══ GIVEN INFORMATION ══

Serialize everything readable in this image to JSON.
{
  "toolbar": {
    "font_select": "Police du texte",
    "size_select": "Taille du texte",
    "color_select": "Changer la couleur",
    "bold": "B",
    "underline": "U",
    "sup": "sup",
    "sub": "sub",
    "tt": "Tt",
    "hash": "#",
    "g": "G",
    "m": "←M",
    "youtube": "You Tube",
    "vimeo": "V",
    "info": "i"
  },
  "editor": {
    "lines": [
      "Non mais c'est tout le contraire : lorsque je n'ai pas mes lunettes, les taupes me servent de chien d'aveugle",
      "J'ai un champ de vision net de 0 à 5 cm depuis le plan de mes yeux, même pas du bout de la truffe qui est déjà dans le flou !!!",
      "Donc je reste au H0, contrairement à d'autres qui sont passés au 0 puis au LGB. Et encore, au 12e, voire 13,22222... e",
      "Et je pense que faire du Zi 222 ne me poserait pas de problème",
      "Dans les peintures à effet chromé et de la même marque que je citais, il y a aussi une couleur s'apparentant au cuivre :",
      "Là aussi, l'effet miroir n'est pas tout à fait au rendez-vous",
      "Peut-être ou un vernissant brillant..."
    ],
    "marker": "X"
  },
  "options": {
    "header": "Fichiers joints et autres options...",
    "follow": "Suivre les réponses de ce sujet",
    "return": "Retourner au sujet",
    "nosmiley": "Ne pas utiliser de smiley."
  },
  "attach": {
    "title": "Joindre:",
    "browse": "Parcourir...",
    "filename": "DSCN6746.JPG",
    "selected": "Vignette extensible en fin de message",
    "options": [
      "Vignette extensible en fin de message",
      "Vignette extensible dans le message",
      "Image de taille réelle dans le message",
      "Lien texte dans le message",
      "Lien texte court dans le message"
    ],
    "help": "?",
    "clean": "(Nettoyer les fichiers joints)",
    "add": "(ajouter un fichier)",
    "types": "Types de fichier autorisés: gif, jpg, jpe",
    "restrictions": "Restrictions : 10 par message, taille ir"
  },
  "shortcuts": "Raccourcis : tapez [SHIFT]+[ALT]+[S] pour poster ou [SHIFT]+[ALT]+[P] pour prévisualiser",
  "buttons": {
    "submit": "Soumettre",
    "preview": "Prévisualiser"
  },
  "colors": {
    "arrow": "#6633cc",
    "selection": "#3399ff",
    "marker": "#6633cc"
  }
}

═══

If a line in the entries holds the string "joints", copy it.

    "header": "Fichiers joints et autres options...",
    "clean": "(Nettoyer les fichiers joints)",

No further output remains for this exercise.